One thing that slowed me down a bit is that the tables on Build U-Boot and Linux Kernel from Source Code | Toradex Developer Center are a bit out of date. I’m using image 2.8b6 which isn’t in the table on that page. But by looking at the tag in git for that image I figured out that the branch it came from was toradex_4.9-2.3.x-imx-next, although I don’t think any of the device tree files changed between branch toradex_4.9-2.3.x-imx for image 2.8b5 and branch toradex_4.9-2.3.x-imx-next for image 2.8b6.

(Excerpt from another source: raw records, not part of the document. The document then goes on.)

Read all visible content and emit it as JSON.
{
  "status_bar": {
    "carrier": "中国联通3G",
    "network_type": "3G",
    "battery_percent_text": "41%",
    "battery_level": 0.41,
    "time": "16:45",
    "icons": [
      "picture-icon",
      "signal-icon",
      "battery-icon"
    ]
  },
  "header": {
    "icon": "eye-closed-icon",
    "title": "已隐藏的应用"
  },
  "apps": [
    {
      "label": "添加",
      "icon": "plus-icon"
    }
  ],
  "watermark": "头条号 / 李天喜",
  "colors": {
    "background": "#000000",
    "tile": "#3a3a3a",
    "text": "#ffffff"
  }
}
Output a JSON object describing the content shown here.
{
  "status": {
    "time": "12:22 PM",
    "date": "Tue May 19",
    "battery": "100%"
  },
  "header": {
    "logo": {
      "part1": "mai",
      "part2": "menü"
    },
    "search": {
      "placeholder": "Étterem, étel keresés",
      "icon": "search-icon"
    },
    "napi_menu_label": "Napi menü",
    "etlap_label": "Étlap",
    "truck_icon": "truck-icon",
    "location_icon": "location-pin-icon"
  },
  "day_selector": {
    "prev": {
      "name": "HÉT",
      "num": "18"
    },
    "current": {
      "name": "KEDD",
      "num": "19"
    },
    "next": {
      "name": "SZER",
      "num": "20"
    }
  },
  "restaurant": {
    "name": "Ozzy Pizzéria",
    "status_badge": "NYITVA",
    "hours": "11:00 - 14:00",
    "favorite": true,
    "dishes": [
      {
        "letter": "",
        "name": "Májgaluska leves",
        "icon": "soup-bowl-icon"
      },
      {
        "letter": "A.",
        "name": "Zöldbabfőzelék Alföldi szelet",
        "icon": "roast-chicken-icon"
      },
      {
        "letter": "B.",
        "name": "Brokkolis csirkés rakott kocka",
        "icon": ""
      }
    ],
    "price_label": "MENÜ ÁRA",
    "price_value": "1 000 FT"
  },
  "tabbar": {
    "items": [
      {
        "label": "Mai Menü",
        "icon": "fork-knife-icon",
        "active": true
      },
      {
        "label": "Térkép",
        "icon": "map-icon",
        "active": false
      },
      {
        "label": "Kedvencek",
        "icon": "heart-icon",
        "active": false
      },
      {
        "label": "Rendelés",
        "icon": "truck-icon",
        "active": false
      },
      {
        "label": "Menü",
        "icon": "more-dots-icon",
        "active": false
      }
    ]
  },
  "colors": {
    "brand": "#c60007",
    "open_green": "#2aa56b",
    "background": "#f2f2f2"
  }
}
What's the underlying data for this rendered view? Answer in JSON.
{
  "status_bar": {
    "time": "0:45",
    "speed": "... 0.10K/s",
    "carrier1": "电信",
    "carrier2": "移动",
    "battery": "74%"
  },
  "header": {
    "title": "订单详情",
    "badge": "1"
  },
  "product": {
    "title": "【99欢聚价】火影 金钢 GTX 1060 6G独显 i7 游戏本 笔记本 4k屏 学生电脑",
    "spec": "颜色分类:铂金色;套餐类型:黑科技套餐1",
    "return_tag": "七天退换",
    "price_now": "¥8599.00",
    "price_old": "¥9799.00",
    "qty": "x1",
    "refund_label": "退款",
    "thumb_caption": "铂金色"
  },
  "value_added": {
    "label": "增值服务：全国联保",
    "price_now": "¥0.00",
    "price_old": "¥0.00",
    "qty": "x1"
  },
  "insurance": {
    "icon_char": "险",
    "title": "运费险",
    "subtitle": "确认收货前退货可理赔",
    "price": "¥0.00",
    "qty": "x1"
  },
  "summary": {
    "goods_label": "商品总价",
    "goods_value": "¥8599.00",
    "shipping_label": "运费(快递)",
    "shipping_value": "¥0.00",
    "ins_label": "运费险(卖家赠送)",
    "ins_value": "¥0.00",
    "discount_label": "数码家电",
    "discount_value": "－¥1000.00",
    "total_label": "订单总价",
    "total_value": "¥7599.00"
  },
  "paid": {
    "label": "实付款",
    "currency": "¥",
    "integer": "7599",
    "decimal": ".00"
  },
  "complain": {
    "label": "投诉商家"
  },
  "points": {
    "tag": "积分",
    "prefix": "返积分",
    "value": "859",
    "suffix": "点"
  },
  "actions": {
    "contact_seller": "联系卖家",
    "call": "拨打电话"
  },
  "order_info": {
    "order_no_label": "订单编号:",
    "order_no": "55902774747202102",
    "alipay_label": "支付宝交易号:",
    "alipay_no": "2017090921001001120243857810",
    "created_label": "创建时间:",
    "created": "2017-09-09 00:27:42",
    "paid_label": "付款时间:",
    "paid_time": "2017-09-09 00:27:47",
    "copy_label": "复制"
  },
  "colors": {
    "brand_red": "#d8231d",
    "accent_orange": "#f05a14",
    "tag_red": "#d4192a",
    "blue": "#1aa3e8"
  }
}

One other lesson that I learned the hard way is that if I reset the Colibri too quickly after copying the new device tree into /media then the file is discarded and the module boots using the previous device tree. This caused me a bit of head scratching about why my device tree changes were having no effect before I realized what was going on and started to wait for the cache to be flushed before resetting the module. Is there a command that can be used at the prompt to flush cached writes out to flash?
Glad to hear you got SPI going, we’ll make sure to keep you posted on any updates with SPI in Torizon. The issue is in the team’s queue currently.
As for your file writing issue, in linux there is a command line utility called “sync” (sync(8): synchronize data on disk with memory - Linux man page). You should run this after any significant changes to the file system to allow it to “settle”.
The latest nightly builds of Torizon on our continuous integration feeds off of our easy installer should now have the fix that adds spi devices.
Let me know if there are any further issues regarding SPI.
Just confirming that SPI support does work in the newer builds of Torizon in a nice, simple way with no configuration required.